Data records for software interfaces

+===+

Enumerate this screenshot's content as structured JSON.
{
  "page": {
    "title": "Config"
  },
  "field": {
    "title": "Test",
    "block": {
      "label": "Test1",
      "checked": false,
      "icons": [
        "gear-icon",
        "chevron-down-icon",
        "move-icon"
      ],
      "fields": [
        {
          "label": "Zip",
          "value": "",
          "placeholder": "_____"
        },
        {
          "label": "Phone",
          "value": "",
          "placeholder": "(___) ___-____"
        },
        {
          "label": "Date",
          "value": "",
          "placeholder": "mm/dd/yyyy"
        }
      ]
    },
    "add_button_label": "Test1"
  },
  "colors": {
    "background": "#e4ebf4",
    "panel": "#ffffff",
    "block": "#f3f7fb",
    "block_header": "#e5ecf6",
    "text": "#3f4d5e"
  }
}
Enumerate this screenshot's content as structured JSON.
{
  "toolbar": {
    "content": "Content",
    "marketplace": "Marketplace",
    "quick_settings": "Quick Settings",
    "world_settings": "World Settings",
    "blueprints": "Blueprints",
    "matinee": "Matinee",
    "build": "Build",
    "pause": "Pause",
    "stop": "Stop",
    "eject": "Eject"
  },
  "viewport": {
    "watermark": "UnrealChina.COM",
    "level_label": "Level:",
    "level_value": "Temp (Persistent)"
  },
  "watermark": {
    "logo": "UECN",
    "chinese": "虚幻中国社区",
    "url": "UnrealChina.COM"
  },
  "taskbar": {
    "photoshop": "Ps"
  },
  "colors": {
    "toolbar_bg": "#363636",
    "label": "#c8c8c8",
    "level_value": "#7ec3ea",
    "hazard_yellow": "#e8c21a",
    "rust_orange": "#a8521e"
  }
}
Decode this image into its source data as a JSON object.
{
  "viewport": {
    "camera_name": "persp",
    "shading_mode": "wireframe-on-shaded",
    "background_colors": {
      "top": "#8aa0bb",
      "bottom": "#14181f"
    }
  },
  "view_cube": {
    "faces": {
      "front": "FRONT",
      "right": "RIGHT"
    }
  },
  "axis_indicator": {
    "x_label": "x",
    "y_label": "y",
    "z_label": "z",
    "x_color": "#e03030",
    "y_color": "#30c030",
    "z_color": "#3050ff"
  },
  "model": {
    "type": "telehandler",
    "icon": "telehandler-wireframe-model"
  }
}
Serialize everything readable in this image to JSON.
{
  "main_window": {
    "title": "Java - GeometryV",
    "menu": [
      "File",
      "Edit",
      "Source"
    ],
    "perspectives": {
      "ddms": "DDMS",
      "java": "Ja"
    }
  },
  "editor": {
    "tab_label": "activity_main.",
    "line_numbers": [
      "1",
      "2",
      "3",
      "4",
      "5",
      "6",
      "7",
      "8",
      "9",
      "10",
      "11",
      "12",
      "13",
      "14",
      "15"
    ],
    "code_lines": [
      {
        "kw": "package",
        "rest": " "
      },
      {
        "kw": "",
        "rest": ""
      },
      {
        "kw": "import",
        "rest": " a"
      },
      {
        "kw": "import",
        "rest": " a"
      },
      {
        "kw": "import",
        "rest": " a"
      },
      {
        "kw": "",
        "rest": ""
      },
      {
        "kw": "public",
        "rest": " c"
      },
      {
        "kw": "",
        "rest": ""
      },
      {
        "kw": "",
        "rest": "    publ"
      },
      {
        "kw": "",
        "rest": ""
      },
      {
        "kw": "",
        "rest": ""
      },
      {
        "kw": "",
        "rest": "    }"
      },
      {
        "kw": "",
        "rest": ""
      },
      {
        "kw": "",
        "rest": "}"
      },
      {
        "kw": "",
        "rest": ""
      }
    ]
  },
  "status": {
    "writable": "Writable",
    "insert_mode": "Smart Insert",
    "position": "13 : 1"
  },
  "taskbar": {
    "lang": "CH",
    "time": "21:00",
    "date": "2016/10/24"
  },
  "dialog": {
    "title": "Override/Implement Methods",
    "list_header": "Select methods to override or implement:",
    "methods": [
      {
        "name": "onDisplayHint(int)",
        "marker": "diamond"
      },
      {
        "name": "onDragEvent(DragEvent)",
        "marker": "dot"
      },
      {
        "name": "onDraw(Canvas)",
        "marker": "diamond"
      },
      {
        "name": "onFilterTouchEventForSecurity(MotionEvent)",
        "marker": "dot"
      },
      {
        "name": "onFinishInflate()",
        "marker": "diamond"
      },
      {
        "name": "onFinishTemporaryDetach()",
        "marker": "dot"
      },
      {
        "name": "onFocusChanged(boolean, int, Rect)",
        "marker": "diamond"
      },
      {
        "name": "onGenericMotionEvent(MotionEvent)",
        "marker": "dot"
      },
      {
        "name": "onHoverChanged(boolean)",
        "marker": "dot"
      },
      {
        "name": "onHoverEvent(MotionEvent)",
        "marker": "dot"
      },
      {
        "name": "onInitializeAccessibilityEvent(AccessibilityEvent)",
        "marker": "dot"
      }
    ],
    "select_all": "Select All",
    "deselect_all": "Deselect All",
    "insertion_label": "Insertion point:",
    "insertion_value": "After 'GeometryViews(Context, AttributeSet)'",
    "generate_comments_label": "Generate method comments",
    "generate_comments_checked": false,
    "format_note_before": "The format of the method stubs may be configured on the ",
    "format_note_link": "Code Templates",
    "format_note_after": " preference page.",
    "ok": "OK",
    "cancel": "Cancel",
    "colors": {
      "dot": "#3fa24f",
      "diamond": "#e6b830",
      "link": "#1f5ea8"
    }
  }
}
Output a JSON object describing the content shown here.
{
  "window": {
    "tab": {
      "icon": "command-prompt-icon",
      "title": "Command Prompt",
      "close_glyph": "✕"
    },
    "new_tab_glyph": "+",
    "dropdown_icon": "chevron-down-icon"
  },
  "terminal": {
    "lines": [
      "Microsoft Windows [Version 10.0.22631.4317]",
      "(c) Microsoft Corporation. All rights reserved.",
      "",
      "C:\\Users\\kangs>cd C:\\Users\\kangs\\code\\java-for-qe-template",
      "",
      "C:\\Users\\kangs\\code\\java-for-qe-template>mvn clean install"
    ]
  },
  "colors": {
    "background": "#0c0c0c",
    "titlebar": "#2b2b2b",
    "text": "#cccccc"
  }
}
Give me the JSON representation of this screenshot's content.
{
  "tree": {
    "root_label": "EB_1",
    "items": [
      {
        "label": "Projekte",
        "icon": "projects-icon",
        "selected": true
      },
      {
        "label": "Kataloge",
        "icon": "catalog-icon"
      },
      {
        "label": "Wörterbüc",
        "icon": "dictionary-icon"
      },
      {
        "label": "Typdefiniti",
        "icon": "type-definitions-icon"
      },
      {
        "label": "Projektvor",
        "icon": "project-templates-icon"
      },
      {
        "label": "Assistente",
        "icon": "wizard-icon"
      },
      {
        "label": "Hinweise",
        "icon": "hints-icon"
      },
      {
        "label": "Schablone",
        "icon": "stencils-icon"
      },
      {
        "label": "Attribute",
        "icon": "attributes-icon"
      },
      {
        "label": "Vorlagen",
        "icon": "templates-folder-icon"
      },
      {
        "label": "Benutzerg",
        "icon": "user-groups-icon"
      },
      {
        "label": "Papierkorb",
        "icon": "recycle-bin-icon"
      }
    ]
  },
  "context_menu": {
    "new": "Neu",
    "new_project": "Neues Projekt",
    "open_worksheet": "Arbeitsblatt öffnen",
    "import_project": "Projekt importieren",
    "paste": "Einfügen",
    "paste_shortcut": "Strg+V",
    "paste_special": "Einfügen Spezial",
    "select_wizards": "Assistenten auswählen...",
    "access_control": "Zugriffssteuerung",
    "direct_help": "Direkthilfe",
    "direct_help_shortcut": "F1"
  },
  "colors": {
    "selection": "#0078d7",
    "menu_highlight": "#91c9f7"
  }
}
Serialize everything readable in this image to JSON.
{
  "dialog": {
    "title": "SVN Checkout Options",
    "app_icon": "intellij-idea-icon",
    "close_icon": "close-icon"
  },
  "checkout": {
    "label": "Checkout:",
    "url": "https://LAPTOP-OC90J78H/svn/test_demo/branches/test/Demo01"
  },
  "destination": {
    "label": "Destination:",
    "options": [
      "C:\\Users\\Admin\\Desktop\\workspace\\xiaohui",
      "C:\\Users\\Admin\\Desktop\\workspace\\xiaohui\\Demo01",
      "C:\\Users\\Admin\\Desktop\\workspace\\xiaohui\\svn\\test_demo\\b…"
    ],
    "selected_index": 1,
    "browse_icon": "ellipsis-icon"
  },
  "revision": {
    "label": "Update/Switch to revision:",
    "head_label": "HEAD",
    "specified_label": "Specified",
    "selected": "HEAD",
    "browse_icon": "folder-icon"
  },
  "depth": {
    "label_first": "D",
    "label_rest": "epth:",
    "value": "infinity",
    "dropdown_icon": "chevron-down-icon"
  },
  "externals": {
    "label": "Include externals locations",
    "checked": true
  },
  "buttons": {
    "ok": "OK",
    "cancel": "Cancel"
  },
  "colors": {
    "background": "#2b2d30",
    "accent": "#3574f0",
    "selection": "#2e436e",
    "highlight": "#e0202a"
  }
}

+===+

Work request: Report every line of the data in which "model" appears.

Answer box:
  "model": {
    "icon": "telehandler-wireframe-model"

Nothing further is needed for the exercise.